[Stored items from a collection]
____________
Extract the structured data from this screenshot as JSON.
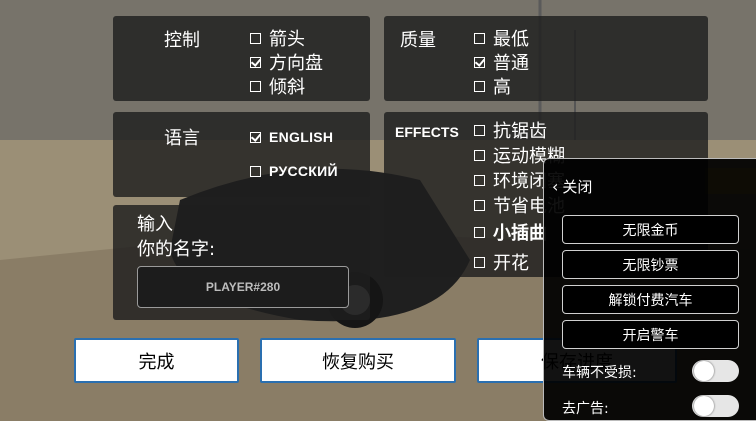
{
  "colors": {
    "panel": "#1e1e1e",
    "button_border": "#2a6fb0",
    "cheat_bg": "#000000"
  },
  "control": {
    "label": "控制",
    "options": [
      {
        "label": "箭头",
        "checked": false
      },
      {
        "label": "方向盘",
        "checked": true
      },
      {
        "label": "倾斜",
        "checked": false
      }
    ]
  },
  "quality": {
    "label": "质量",
    "options": [
      {
        "label": "最低",
        "checked": false
      },
      {
        "label": "普通",
        "checked": true
      },
      {
        "label": "高",
        "checked": false
      }
    ]
  },
  "language": {
    "label": "语言",
    "options": [
      {
        "label": "ENGLISH",
        "checked": true
      },
      {
        "label": "РУССКИЙ",
        "checked": false
      }
    ]
  },
  "effects": {
    "label": "EFFECTS",
    "options": [
      {
        "label": "抗锯齿",
        "checked": false
      },
      {
        "label": "运动模糊",
        "checked": false
      },
      {
        "label": "环境闭塞",
        "checked": false
      },
      {
        "label": "节省电池",
        "checked": false
      },
      {
        "label": "小插曲",
        "checked": false
      },
      {
        "label": "开花",
        "checked": false
      }
    ]
  },
  "name": {
    "label_line1": "输入",
    "label_line2": "你的名字:",
    "value": "PLAYER#280"
  },
  "buttons": {
    "done": "完成",
    "restore": "恢复购买",
    "save": "保存进度"
  },
  "cheat_menu": {
    "close_label": "关闭",
    "items": [
      "无限金币",
      "无限钞票",
      "解锁付费汽车",
      "开启警车"
    ],
    "toggles": [
      {
        "label": "车辆不受损:",
        "on": false
      },
      {
        "label": "去广告:",
        "on": false
      }
    ]
  }
}
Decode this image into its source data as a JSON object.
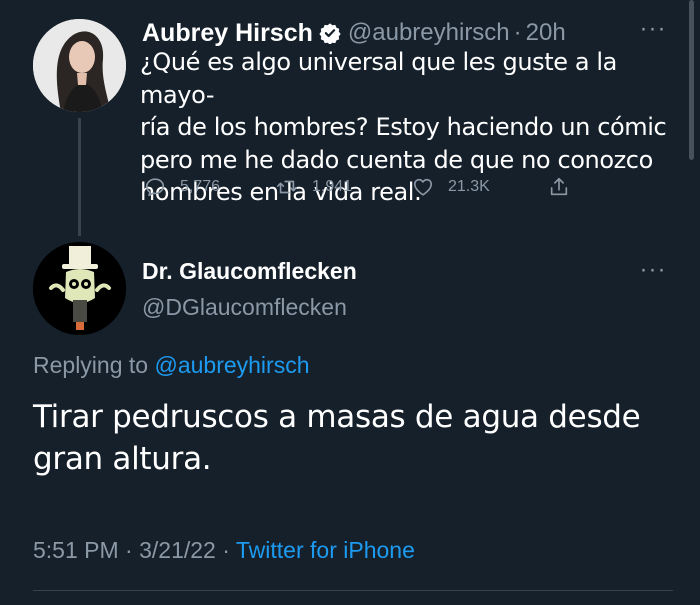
{
  "original_tweet": {
    "display_name": "Aubrey Hirsch",
    "handle": "@aubreyhirsch",
    "separator": "·",
    "time": "20h",
    "verified": true,
    "more_label": "···",
    "text_lines": [
      "¿Qué es algo universal que les guste a la mayo-",
      "ría de los hombres? Estoy haciendo un cómic",
      "pero me he dado cuenta de que no conozco",
      "hombres en la vida real."
    ],
    "replies": "5,776",
    "retweets": "1,941",
    "likes": "21.3K"
  },
  "reply_tweet": {
    "display_name": "Dr. Glaucomflecken",
    "handle": "@DGlaucomflecken",
    "more_label": "···",
    "replying_prefix": "Replying to",
    "replying_to": "@aubreyhirsch",
    "text_lines": [
      "Tirar pedruscos a masas de agua desde",
      "gran altura."
    ],
    "time": "5:51 PM",
    "date": "3/21/22",
    "separator": "·",
    "source": "Twitter for iPhone"
  },
  "colors": {
    "background": "#15202b",
    "text": "#ffffff",
    "secondary": "#8b98a5",
    "accent": "#1d9bf0",
    "divider": "#38444d"
  },
  "icons": {
    "reply": "reply-icon",
    "retweet": "retweet-icon",
    "like": "heart-icon",
    "share": "share-icon",
    "verified": "verified-badge-icon"
  }
}
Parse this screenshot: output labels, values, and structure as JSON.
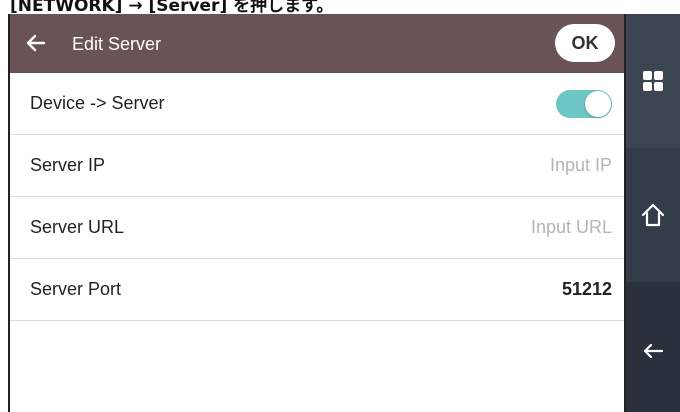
{
  "caption": "[NETWORK] → [Server] を押します。",
  "header": {
    "title": "Edit Server",
    "ok_label": "OK"
  },
  "rows": [
    {
      "label": "Device -> Server",
      "toggle_on": true
    },
    {
      "label": "Server IP",
      "placeholder": "Input IP",
      "value": ""
    },
    {
      "label": "Server URL",
      "placeholder": "Input URL",
      "value": ""
    },
    {
      "label": "Server Port",
      "value": "51212"
    }
  ],
  "sidebar": {
    "icons": [
      "grid-menu-icon",
      "home-icon",
      "back-arrow-icon"
    ]
  },
  "colors": {
    "header_bg": "#6a5354",
    "toggle_on": "#6cc6c6",
    "sidebar_bg": "#2f3440"
  }
}
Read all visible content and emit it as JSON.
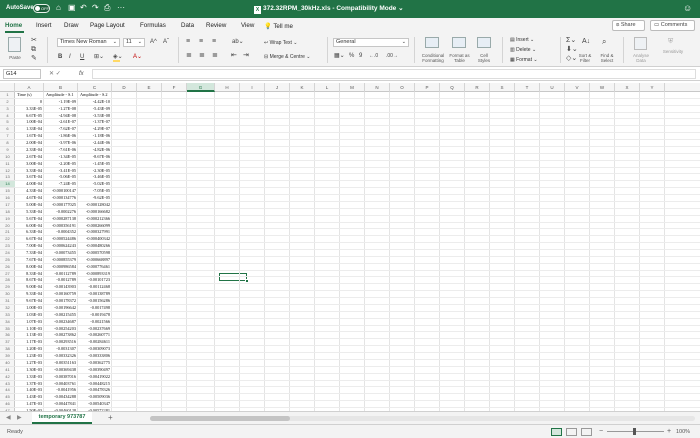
{
  "titlebar": {
    "autosave_label": "AutoSave",
    "autosave_state": "OFF",
    "document_title": "372.32RPM_30kHz.xls - Compatibility Mode",
    "icons": [
      "home-icon",
      "save-icon",
      "undo-icon",
      "redo-icon",
      "print-icon",
      "more-icon"
    ]
  },
  "tabs": [
    "Home",
    "Insert",
    "Draw",
    "Page Layout",
    "Formulas",
    "Data",
    "Review",
    "View"
  ],
  "tell_me": "Tell me",
  "share_label": "Share",
  "comments_label": "Comments",
  "ribbon": {
    "paste_label": "Paste",
    "font_name": "Times New Roman",
    "font_size": "11",
    "bold": "B",
    "italic": "I",
    "underline": "U",
    "wrap_text": "Wrap Text",
    "merge_center": "Merge & Centre",
    "number_format": "General",
    "percent": "%",
    "comma": "9",
    "conditional_formatting": "Conditional Formatting",
    "format_as_table": "Format as Table",
    "cell_styles": "Cell Styles",
    "insert": "Insert",
    "delete": "Delete",
    "format": "Format",
    "sort_filter": "Sort & Filter",
    "find_select": "Find & Select",
    "analyse_data": "Analyse Data",
    "sensitivity": "Sensitivity",
    "font_color": "#c00000",
    "fill_color": "#ffd966"
  },
  "formula_bar": {
    "name_box": "G14",
    "fx": "fx",
    "value": ""
  },
  "columns": [
    "A",
    "B",
    "C",
    "D",
    "E",
    "F",
    "G",
    "H",
    "I",
    "J",
    "K",
    "L",
    "M",
    "N",
    "O",
    "P",
    "Q",
    "R",
    "S",
    "T",
    "U",
    "V",
    "W",
    "X",
    "Y"
  ],
  "selected_column": "G",
  "selected_row": "14",
  "rows": [
    [
      "Time (s)",
      "Amplitude - S.1",
      "Amplitude - S.2"
    ],
    [
      "0",
      "-1.19E-09",
      "-4.42E-10"
    ],
    [
      "3.33E-05",
      "-1.27E-08",
      "-5.43E-09"
    ],
    [
      "6.67E-05",
      "-4.94E-08",
      "-3.53E-08"
    ],
    [
      "1.00E-04",
      "-2.61E-07",
      "-1.37E-07"
    ],
    [
      "1.33E-04",
      "-7.62E-07",
      "-4.29E-07"
    ],
    [
      "1.67E-04",
      "-1.86E-06",
      "-1.18E-06"
    ],
    [
      "2.00E-04",
      "-3.97E-06",
      "-2.44E-06"
    ],
    [
      "2.33E-04",
      "-7.61E-06",
      "-4.82E-06"
    ],
    [
      "2.67E-04",
      "-1.34E-05",
      "-8.67E-06"
    ],
    [
      "3.00E-04",
      "-2.20E-05",
      "-1.45E-05"
    ],
    [
      "3.33E-04",
      "-3.41E-05",
      "-2.30E-05"
    ],
    [
      "3.67E-04",
      "-5.06E-05",
      "-3.46E-05"
    ],
    [
      "4.00E-04",
      "-7.24E-05",
      "-5.02E-05"
    ],
    [
      "4.33E-04",
      "-0.000100147",
      "-7.05E-05"
    ],
    [
      "4.67E-04",
      "-0.000134776",
      "-9.62E-05"
    ],
    [
      "5.00E-04",
      "-0.000177025",
      "-0.000128042"
    ],
    [
      "5.33E-04",
      "-0.0002276",
      "-0.000166682"
    ],
    [
      "5.67E-04",
      "-0.000287138",
      "-0.000212366"
    ],
    [
      "6.00E-04",
      "-0.000356191",
      "-0.000266099"
    ],
    [
      "6.33E-04",
      "-0.0004352",
      "-0.000327991"
    ],
    [
      "6.67E-04",
      "-0.000524486",
      "-0.000400342"
    ],
    [
      "7.00E-04",
      "-0.000624243",
      "-0.000480266"
    ],
    [
      "7.33E-04",
      "-0.00073455",
      "-0.000570598"
    ],
    [
      "7.67E-04",
      "-0.000855379",
      "-0.000668897"
    ],
    [
      "8.00E-04",
      "-0.000986584",
      "-0.000776461"
    ],
    [
      "8.33E-04",
      "-0.00112789",
      "-0.000893319"
    ],
    [
      "8.67E-04",
      "-0.0012789",
      "-0.00101723"
    ],
    [
      "9.00E-04",
      "-0.00143903",
      "-0.00112468"
    ],
    [
      "9.33E-04",
      "-0.00160759",
      "-0.00138789"
    ],
    [
      "9.67E-04",
      "-0.00178372",
      "-0.00156286"
    ],
    [
      "1.00E-03",
      "-0.00196642",
      "-0.0017498"
    ],
    [
      "1.03E-03",
      "-0.00215455",
      "-0.0019478"
    ],
    [
      "1.07E-03",
      "-0.00234687",
      "-0.0021566"
    ],
    [
      "1.10E-03",
      "-0.00254203",
      "-0.00237669"
    ],
    [
      "1.13E-03",
      "-0.00273862",
      "-0.00260771"
    ],
    [
      "1.17E-03",
      "-0.00293516",
      "-0.00284611"
    ],
    [
      "1.20E-03",
      "-0.0031307",
      "-0.00309073"
    ],
    [
      "1.23E-03",
      "-0.00332326",
      "-0.00333806"
    ],
    [
      "1.27E-03",
      "-0.00351163",
      "-0.00362775"
    ],
    [
      "1.30E-03",
      "-0.00369438",
      "-0.00390497"
    ],
    [
      "1.33E-03",
      "-0.00387016",
      "-0.00419022"
    ],
    [
      "1.37E-03",
      "-0.00403761",
      "-0.00448215"
    ],
    [
      "1.40E-03",
      "-0.0041956",
      "-0.00478326"
    ],
    [
      "1.43E-03",
      "-0.00434288",
      "-0.00509036"
    ],
    [
      "1.47E-03",
      "-0.00447841",
      "-0.00540347"
    ],
    [
      "1.50E-03",
      "-0.00460128",
      "-0.00572281"
    ]
  ],
  "sheet_tab": "temporary 973787",
  "status": "Ready",
  "zoom": "100%"
}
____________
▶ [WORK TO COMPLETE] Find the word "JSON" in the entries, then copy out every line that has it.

▶ [EXERCISE RESPONSE]
Extract the structured data from this screenshot as JSON.
Decode this image into its source data as a JSON object.
Parse this screenshot: output labels, values, and structure as JSON.
Read all visible content and emit it as JSON.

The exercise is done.